***** Input data *****

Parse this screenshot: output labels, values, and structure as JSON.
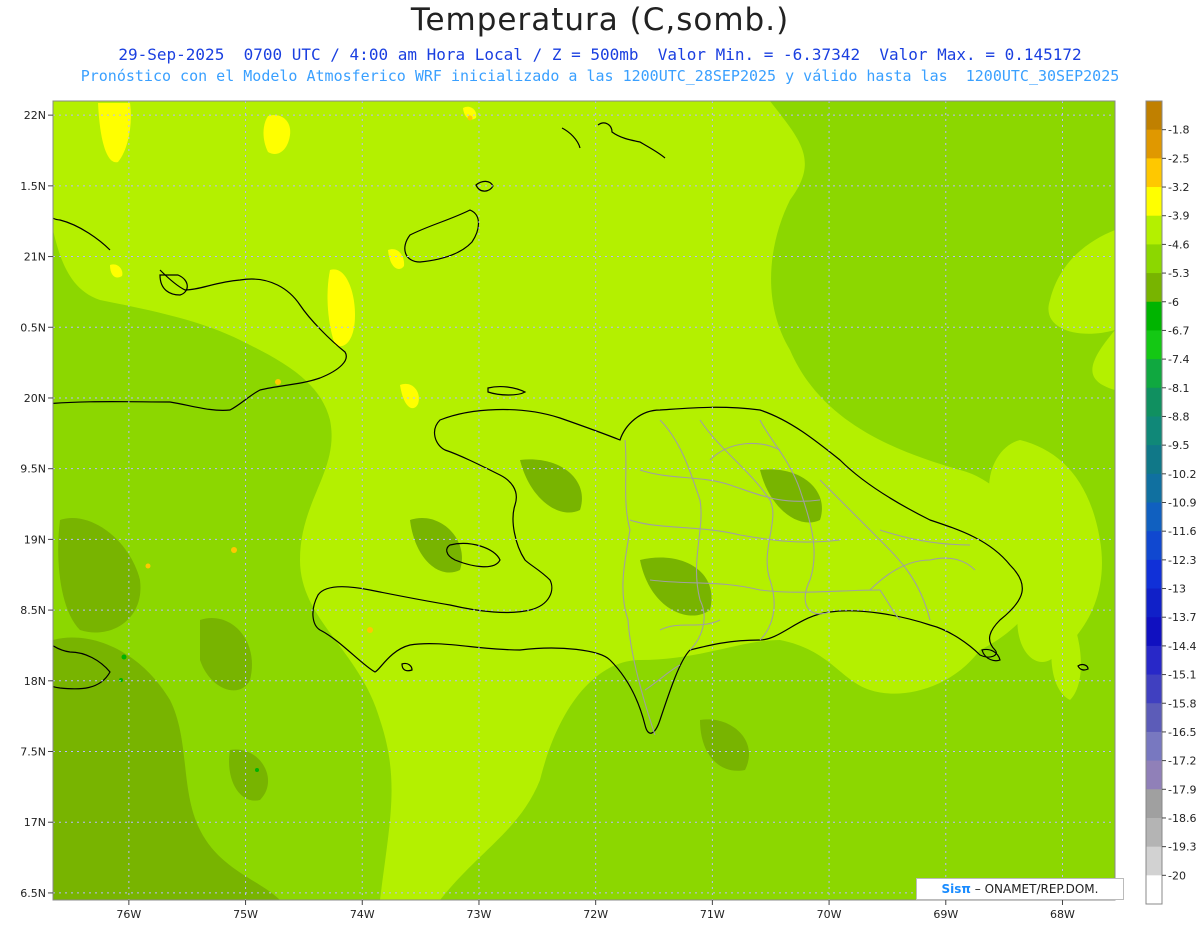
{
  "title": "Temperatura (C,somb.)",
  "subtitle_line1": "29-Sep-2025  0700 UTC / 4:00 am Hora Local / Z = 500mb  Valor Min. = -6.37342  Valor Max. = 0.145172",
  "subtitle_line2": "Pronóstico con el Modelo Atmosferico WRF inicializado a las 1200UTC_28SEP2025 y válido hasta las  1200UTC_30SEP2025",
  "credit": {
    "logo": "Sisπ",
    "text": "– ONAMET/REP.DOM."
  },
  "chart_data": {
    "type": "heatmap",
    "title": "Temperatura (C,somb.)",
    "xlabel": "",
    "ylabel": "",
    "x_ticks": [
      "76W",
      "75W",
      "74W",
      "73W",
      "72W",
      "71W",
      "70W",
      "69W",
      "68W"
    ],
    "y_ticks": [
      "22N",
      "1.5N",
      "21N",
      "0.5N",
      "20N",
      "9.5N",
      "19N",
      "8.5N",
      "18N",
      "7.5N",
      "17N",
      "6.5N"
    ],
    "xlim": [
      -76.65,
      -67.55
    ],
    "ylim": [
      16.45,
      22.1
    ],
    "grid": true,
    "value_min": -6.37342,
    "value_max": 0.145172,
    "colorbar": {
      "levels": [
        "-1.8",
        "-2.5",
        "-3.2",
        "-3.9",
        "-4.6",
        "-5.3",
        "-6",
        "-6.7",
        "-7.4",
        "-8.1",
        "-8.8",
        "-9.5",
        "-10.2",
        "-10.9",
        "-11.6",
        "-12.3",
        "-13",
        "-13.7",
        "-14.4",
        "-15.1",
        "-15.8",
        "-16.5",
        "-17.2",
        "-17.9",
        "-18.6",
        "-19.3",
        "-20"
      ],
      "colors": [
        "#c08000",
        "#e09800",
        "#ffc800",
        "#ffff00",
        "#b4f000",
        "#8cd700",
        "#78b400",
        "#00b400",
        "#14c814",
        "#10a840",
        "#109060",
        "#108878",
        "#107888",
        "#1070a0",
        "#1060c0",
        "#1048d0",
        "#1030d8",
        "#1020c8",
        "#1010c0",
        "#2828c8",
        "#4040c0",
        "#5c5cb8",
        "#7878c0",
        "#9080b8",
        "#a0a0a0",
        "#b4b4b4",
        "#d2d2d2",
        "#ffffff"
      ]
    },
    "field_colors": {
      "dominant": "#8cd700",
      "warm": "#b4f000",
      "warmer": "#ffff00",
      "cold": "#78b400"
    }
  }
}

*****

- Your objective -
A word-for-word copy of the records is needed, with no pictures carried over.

- Exercise output -
Parse this screenshot: output labels, values, and structure as JSON.
{
  "title": "Temperatura (C,somb.)",
  "subtitle_line1": "29-Sep-2025  0700 UTC / 4:00 am Hora Local / Z = 500mb  Valor Min. = -6.37342  Valor Max. = 0.145172",
  "subtitle_line2": "Pronóstico con el Modelo Atmosferico WRF inicializado a las 1200UTC_28SEP2025 y válido hasta las  1200UTC_30SEP2025",
  "credit": {
    "logo": "Sisπ",
    "text": "– ONAMET/REP.DOM."
  },
  "chart_data": {
    "type": "heatmap",
    "title": "Temperatura (C,somb.)",
    "xlabel": "",
    "ylabel": "",
    "x_ticks": [
      "76W",
      "75W",
      "74W",
      "73W",
      "72W",
      "71W",
      "70W",
      "69W",
      "68W"
    ],
    "y_ticks": [
      "22N",
      "1.5N",
      "21N",
      "0.5N",
      "20N",
      "9.5N",
      "19N",
      "8.5N",
      "18N",
      "7.5N",
      "17N",
      "6.5N"
    ],
    "xlim": [
      -76.65,
      -67.55
    ],
    "ylim": [
      16.45,
      22.1
    ],
    "grid": true,
    "value_min": -6.37342,
    "value_max": 0.145172,
    "colorbar": {
      "levels": [
        "-1.8",
        "-2.5",
        "-3.2",
        "-3.9",
        "-4.6",
        "-5.3",
        "-6",
        "-6.7",
        "-7.4",
        "-8.1",
        "-8.8",
        "-9.5",
        "-10.2",
        "-10.9",
        "-11.6",
        "-12.3",
        "-13",
        "-13.7",
        "-14.4",
        "-15.1",
        "-15.8",
        "-16.5",
        "-17.2",
        "-17.9",
        "-18.6",
        "-19.3",
        "-20"
      ],
      "colors": [
        "#c08000",
        "#e09800",
        "#ffc800",
        "#ffff00",
        "#b4f000",
        "#8cd700",
        "#78b400",
        "#00b400",
        "#14c814",
        "#10a840",
        "#109060",
        "#108878",
        "#107888",
        "#1070a0",
        "#1060c0",
        "#1048d0",
        "#1030d8",
        "#1020c8",
        "#1010c0",
        "#2828c8",
        "#4040c0",
        "#5c5cb8",
        "#7878c0",
        "#9080b8",
        "#a0a0a0",
        "#b4b4b4",
        "#d2d2d2",
        "#ffffff"
      ]
    },
    "field_colors": {
      "dominant": "#8cd700",
      "warm": "#b4f000",
      "warmer": "#ffff00",
      "cold": "#78b400"
    }
  }
}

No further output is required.